We've previously collected together lists of animals that appear repeatedly in our ballets, including horses and mice. However none so far have enjoyed such iconic choreography as our current subject: birds! Here are just five of our feathered favourites, each with an accompanying video clip:

1. The flock from Beauty and the Beast

While the Beast's castle is a dark and intimidating place, the journey that Belle takes to reach it is unexpectedly beautiful. Having swept into her father's house to form a fish-netted chorus line, a Raven and a flock of unidentified black birds sweep her up and carry her gently aloft above the clouds.

2. The bluebirds from The Sleeping Beauty

The finale of The Sleeping Beauty sees the wedding of our heroine and her prince. Attending the party are a host of fairytale characters from other stories, who each perform short dances to entertain the happy couple. Among the pieces is the bouncy Bluebird pas de deux, which sees the two dancers leap and flit about the stage performing this charming, light-footed choreography!

3. The swans from Swan Lake

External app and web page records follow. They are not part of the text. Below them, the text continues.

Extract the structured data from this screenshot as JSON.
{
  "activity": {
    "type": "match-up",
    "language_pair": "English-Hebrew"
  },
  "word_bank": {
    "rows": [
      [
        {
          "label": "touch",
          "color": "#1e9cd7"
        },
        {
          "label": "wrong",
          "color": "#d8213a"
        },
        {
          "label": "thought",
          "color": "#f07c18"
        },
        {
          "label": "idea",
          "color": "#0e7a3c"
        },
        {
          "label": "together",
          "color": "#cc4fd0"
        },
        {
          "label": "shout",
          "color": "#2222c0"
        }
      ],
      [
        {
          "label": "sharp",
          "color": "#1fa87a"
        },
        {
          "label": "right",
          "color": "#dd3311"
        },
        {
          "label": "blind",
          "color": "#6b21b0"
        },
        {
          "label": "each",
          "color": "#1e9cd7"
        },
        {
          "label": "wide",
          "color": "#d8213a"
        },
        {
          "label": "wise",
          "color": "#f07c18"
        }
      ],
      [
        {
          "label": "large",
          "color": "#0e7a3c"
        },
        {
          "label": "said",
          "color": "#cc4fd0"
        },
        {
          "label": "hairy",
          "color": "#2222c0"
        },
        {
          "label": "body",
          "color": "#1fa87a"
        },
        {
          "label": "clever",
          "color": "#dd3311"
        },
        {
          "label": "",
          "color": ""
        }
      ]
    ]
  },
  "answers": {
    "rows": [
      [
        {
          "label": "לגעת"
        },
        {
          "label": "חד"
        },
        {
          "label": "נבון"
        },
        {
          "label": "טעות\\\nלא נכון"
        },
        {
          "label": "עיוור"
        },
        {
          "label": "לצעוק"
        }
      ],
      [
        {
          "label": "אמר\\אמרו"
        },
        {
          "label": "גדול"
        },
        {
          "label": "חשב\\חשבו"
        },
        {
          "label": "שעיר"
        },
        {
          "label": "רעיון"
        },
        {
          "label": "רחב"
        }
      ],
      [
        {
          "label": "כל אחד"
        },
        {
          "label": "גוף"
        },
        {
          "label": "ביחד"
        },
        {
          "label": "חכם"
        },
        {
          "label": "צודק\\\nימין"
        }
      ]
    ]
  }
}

Bird-like movements crop up all the way through Swan Lake, most notably the wing-like arm movements displayed by Odette and her evil double Odile. But the swan is of course also an obvious metaphor for classical dance in general - a grace and fluidity only possible through the strength and power being utilised beneath the surface.

4. The chickens and rooster from La Fille mal gardée

Setting the scene for the farmyard-set La Fille mal gardée is a flock of chickens that strut and scratch their way across the stage. Joined by a leaping rooster, they perfectly set the tone for this sun-drenched pastoral pantomime!

5. The pigeons from The Two Pigeons

Instead of the long sweeping wings being referenced in Swan Lake, The Two Pigeons here utilises small, fluttering movements, vulnerable and submissive. In addition, the ballet actually features a pair of live pigeons, who symbolise the unity between the two young lovers whose story the ballet tells. You can see the birds in the video thumbnail above, although they sadly didn't attend our studio rehearsals when the clip itself was filmed!